It’s October, a time when many Texans wish for cool, crisp air and pumpkin flavored everything. The reality is that we are usually still sweltering in the heat and sipping our pumpkin lattes in the AC.
There are several things you can count on in Texas in October: pumpkins will immediately begin disintegrating once placed on your patio, the leaves will fall while the trees will seemingly continue to produce more leaves to fall, and mosquitoes will bite you.
There are several things to be aware of this time of year to help your little trick and treaters from getting bitten. Firstly, your Halloween decorations can hold a lot of water, particularly items like plastic pumpkins, which can sneakily fill up with water after rain or running your sprinklers. The same goes for plastic signage in the yard. Any open top items will also gather water of course. The use of hay bales in your yard décor will encourage biting midges and gnats, particularly fungus gnats, to gather in droves as the hay gets wet and warm. The same is true for those decomposing pumpkins, so keep an eye on them and get rid of them once they start the dreaded pumpkin slump (which for some reason always seems to happen on the side not facing you.)

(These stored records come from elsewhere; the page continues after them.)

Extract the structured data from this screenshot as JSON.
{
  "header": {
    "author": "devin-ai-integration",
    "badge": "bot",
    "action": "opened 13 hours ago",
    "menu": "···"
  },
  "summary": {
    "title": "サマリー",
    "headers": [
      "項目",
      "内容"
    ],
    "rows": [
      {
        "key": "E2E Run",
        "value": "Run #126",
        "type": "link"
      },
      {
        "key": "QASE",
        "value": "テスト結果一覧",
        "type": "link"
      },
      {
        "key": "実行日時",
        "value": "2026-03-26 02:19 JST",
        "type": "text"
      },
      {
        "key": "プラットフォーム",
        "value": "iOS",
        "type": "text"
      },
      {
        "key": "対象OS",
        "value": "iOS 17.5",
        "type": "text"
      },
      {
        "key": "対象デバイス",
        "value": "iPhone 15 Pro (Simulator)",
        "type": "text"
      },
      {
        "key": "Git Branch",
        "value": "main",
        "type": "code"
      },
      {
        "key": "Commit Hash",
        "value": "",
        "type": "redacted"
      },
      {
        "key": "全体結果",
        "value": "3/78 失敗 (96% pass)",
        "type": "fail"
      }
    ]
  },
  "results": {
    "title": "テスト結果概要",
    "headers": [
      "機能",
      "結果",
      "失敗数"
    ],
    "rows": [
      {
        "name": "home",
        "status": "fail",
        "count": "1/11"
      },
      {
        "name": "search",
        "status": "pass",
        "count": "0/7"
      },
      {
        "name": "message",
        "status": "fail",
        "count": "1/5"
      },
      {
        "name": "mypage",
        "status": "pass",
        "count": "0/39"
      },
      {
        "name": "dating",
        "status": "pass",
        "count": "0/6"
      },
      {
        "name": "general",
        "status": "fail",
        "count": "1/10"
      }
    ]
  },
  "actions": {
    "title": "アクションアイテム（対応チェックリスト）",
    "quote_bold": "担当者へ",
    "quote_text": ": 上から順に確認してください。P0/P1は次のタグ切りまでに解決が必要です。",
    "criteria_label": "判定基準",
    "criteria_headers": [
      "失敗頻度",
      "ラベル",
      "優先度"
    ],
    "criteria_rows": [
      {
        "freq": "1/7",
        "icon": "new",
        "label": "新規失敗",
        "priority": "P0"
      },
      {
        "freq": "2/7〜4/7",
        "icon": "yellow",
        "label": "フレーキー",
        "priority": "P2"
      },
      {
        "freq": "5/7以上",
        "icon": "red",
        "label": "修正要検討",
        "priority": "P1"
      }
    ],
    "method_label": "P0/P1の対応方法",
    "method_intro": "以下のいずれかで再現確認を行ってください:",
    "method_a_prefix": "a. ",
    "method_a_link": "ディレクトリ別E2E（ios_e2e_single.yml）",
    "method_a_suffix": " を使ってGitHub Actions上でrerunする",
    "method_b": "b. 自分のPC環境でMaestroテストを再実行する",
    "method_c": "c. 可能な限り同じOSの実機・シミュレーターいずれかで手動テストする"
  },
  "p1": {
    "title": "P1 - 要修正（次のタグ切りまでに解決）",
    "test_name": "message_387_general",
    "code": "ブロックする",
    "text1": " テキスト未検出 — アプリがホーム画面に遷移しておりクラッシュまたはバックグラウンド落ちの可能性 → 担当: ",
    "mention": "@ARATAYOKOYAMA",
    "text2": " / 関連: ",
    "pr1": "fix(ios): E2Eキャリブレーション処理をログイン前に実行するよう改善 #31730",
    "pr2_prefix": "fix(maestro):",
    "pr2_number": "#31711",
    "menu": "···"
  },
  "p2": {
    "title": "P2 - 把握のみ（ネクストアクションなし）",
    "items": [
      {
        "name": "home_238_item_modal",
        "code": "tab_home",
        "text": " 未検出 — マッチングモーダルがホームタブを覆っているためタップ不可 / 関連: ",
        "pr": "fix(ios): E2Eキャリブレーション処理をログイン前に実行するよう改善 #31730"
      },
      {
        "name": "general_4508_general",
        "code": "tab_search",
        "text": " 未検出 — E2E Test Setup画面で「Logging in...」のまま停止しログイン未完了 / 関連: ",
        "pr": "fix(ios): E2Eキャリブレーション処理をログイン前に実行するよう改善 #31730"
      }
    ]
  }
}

Now to the impact of falling leaves in your yard. Firstly, they fill up your gutters at an alarming rate, clogging up the works and causing pockets of water in the gutters after rain. Combine this standing water with the resulting decomposition of the leaves and you end up with a mosquito breeding ground that you neither see nor often consider. With one teaspoon breeding 300 mosquitoes every couple of days, these gutters will really contribute to your population. On the ground the fallen leaves provide shade and dampness mosquitoes love. Once you decide to rake the ground you will see the mosquitoes rise up as they fly off to find shade elsewhere. It’s another job no one enjoys, but it is so important to keep your yard devoid of as much of this ground cover as you can this time of year. Mosquitoes are active until temperatures fall under 55 degrees and remain there for at least a week. That never happens in Texas in the fall, and for that matter very rarely in the winter either.
So, the takeaway is: manage the water both in your décor and in your gutters. Keep the leaves and pine needles picked up from the ground and keep those gutters clean. Be aware of the impact of decomposing vegetation in the yard – keep an eye on those pumpkins. Let’s see those trick and treaters leave your yard with candy and not bites!
If you need help controlling the population of mosquitoes in your yard, give us a call. We will provide a quote over the phone at no charge, and we are always happy to offer advice and suggestions for you to help. The mosquito is the world’s most dangerous creature, and we want to help spread the word on how to reduce the population so we can all benefit from the results. Give us a call at 979-859-5998 for more information!